A single figure is the whole answer: the number of lines in the records that contain "Tenure".

---- EXERCISE INPUTS

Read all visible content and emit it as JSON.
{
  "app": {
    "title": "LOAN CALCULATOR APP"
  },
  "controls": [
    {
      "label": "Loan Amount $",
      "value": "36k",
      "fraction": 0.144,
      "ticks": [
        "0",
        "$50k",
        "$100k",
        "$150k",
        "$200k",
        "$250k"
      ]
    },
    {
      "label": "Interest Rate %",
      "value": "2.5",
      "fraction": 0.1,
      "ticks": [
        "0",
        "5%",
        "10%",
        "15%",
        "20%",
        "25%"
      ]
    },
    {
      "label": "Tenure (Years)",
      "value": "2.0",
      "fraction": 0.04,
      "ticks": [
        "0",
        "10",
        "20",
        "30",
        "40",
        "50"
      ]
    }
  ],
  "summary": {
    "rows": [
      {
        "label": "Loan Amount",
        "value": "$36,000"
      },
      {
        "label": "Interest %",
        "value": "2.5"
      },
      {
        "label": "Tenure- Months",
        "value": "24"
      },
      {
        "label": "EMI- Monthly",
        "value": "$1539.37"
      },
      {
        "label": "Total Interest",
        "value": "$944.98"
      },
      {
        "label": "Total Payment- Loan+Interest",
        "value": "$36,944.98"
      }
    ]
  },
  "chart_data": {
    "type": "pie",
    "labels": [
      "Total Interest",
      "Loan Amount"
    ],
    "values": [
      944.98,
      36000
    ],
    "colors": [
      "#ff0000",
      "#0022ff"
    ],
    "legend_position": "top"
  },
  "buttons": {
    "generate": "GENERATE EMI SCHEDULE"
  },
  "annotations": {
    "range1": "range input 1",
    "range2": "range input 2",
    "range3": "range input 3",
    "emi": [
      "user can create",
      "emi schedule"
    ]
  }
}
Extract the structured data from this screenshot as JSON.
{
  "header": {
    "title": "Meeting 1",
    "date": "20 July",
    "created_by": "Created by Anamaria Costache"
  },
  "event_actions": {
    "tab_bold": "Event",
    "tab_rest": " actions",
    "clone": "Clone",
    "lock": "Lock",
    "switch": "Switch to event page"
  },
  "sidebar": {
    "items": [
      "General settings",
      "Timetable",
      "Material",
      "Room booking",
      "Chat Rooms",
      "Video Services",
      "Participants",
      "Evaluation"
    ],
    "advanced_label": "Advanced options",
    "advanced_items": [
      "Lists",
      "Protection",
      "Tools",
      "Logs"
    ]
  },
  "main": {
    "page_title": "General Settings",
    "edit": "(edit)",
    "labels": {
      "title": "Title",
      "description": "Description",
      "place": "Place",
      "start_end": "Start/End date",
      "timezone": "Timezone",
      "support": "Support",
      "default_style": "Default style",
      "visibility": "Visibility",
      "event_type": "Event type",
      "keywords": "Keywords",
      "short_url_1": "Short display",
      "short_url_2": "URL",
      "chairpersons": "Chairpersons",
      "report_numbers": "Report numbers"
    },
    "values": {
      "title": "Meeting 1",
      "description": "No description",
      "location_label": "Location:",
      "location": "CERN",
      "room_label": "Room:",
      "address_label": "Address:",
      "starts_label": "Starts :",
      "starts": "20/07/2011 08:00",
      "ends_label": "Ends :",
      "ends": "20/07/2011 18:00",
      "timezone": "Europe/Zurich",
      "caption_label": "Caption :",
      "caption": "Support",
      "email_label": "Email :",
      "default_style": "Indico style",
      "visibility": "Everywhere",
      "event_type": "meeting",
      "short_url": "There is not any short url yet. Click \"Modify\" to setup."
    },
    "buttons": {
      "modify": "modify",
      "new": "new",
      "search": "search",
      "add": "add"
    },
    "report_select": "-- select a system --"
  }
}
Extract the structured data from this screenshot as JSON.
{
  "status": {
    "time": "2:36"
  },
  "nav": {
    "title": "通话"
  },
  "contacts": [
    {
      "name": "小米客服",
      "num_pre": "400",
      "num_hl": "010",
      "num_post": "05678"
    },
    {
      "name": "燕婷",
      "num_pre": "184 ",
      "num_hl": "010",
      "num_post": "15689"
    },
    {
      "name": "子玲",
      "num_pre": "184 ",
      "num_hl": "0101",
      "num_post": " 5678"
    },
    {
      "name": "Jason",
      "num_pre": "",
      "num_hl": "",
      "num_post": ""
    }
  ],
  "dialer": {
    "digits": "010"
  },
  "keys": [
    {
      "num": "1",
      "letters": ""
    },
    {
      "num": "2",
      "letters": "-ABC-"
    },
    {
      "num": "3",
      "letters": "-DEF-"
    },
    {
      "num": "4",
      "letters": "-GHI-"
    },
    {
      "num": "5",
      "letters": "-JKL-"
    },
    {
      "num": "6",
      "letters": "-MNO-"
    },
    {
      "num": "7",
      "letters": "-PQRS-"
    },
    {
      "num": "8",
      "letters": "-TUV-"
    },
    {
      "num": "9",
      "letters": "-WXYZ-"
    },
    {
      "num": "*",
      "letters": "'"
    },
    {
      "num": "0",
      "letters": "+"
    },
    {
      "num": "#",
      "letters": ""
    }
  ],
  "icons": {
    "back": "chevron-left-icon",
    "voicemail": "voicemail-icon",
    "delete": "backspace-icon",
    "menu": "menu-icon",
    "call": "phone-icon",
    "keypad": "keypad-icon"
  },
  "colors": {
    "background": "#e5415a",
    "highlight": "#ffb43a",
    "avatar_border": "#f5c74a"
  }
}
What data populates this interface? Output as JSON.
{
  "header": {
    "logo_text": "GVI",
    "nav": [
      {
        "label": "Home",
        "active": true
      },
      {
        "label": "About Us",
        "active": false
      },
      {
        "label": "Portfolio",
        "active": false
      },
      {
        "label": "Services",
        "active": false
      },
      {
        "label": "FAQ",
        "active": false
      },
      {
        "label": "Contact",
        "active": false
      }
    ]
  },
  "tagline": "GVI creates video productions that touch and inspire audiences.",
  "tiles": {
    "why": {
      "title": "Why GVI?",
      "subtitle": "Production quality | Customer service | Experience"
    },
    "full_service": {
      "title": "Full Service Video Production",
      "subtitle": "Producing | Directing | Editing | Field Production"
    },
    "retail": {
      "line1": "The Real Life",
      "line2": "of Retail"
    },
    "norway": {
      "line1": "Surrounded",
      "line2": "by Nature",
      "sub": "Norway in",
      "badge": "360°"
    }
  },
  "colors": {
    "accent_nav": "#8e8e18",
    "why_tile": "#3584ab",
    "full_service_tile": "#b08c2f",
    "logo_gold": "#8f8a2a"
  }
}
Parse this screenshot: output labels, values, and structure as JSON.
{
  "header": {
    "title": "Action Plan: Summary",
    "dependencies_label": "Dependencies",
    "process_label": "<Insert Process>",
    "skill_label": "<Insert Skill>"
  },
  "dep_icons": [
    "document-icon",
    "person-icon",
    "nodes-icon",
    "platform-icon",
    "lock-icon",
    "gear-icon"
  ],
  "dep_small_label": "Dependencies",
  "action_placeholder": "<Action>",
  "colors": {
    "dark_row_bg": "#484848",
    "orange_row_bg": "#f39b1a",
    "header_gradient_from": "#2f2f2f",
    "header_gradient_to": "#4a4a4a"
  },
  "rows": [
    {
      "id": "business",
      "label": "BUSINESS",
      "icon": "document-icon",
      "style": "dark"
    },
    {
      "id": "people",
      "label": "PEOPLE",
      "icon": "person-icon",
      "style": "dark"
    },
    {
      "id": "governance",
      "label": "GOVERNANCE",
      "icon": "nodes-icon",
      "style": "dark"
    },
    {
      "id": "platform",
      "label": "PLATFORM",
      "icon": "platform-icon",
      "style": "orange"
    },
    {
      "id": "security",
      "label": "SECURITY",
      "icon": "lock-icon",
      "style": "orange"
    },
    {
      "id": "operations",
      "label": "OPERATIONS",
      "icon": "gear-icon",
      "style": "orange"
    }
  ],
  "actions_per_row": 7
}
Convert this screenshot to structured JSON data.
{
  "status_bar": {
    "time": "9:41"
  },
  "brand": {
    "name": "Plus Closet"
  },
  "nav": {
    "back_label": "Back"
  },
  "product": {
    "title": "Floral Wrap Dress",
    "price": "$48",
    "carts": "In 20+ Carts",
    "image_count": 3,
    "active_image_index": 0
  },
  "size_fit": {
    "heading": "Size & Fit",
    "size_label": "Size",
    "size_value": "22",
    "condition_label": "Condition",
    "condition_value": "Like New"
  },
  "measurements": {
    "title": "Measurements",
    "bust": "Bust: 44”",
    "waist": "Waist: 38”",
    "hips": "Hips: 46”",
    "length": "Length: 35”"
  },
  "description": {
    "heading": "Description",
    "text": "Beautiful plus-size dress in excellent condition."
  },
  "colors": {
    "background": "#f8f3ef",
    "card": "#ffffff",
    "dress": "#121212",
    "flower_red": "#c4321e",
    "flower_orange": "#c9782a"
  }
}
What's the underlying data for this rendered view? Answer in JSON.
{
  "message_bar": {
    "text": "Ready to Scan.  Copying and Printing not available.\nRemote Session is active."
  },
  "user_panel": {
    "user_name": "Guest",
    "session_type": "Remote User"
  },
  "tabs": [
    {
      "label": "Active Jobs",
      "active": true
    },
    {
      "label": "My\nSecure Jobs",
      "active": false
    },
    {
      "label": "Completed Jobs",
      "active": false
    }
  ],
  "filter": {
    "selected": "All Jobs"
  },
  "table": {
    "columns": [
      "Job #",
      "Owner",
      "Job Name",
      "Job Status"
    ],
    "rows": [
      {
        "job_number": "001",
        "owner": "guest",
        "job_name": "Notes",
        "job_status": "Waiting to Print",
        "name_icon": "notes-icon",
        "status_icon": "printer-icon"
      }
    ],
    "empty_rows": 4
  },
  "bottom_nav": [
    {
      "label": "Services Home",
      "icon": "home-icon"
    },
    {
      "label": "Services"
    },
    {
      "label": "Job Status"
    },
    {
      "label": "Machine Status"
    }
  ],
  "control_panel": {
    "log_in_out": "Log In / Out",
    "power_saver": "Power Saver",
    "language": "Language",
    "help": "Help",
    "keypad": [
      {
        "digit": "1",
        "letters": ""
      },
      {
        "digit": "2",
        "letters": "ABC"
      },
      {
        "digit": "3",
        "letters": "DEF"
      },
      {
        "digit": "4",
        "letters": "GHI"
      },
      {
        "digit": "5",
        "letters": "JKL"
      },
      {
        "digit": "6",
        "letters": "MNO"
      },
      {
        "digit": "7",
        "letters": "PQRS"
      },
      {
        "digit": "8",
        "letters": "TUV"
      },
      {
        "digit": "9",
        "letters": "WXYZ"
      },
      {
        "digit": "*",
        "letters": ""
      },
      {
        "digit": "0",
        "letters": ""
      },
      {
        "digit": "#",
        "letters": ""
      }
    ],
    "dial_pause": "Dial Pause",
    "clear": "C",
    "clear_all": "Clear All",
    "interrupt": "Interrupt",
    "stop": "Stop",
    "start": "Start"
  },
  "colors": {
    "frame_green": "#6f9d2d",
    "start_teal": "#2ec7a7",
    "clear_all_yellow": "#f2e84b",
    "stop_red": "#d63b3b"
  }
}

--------

### [RESPONSE TO THE TASK]
2